** RAW DATA follows **

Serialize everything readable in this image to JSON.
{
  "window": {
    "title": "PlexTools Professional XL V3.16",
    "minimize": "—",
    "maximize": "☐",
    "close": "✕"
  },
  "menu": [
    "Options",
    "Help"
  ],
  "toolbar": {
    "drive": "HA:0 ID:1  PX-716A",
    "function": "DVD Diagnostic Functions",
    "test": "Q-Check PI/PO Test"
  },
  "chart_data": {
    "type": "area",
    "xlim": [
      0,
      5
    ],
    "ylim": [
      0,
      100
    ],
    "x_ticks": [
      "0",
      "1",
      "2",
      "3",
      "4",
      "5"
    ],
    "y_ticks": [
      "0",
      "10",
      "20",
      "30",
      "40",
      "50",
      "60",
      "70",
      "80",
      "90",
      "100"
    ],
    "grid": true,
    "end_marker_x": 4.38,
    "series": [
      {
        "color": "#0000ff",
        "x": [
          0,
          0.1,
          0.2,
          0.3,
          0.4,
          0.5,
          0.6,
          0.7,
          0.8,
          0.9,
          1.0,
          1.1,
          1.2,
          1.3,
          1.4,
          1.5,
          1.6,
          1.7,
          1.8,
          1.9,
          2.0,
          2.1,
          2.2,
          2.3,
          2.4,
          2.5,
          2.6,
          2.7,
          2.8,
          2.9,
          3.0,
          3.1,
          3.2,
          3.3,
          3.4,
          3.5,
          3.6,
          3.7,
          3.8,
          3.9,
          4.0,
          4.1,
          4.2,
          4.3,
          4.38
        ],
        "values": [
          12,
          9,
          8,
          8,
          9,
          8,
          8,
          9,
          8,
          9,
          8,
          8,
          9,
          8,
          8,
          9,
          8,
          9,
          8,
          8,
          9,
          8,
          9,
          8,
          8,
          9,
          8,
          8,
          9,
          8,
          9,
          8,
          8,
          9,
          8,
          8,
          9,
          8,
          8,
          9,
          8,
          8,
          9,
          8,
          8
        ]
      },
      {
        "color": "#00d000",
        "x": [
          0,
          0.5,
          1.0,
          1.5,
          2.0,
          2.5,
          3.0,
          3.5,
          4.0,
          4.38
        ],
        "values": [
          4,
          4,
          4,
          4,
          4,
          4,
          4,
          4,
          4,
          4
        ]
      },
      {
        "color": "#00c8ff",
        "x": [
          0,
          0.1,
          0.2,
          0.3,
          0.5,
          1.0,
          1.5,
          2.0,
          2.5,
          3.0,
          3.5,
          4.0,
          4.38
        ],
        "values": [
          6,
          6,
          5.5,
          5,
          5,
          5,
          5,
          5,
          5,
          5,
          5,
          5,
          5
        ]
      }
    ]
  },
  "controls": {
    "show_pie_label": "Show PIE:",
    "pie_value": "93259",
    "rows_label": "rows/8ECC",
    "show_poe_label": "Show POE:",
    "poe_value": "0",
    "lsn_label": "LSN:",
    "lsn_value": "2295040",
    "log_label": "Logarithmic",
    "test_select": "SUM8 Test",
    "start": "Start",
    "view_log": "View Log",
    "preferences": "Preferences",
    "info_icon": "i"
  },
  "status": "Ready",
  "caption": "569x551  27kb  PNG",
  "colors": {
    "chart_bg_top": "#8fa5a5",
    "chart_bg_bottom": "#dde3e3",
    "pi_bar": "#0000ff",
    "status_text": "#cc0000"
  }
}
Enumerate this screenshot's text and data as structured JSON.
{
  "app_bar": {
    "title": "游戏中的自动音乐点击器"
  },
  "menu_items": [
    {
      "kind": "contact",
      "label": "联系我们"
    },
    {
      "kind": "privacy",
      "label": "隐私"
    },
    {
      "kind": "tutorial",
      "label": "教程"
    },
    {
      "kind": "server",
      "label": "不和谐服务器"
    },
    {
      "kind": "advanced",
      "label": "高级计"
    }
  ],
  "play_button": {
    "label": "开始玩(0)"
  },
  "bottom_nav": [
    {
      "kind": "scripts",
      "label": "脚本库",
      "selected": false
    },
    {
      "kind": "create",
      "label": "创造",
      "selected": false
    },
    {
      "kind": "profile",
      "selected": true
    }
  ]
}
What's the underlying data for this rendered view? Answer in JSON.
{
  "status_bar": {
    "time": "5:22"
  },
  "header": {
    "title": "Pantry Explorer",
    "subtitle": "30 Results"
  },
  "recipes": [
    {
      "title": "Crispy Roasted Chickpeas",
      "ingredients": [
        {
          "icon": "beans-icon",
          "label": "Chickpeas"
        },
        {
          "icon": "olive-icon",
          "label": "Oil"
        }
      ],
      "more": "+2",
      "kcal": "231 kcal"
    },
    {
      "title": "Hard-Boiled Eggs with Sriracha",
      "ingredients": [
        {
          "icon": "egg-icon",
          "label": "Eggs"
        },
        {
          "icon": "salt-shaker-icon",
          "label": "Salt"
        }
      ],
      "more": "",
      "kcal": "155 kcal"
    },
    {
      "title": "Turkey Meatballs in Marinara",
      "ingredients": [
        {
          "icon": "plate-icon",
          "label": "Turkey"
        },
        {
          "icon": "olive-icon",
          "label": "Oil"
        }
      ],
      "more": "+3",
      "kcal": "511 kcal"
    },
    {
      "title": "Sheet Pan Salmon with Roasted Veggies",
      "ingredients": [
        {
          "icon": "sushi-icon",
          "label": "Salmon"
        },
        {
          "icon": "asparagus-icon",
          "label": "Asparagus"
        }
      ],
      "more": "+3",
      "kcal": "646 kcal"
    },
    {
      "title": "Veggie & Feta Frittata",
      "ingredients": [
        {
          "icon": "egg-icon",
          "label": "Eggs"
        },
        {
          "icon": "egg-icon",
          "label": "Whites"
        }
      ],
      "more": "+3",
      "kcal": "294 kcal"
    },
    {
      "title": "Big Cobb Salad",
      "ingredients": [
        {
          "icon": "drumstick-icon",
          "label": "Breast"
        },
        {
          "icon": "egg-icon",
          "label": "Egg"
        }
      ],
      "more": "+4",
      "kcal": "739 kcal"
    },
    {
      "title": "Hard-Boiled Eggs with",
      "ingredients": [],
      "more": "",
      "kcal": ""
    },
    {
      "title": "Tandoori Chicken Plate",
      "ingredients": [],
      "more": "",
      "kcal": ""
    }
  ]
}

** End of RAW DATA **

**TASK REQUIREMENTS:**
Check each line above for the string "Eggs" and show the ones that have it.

**WRITTEN REPLY:**
      "title": "Hard-Boiled Eggs with Sriracha",
          "label": "Eggs"
          "label": "Eggs"
      "title": "Hard-Boiled Eggs with",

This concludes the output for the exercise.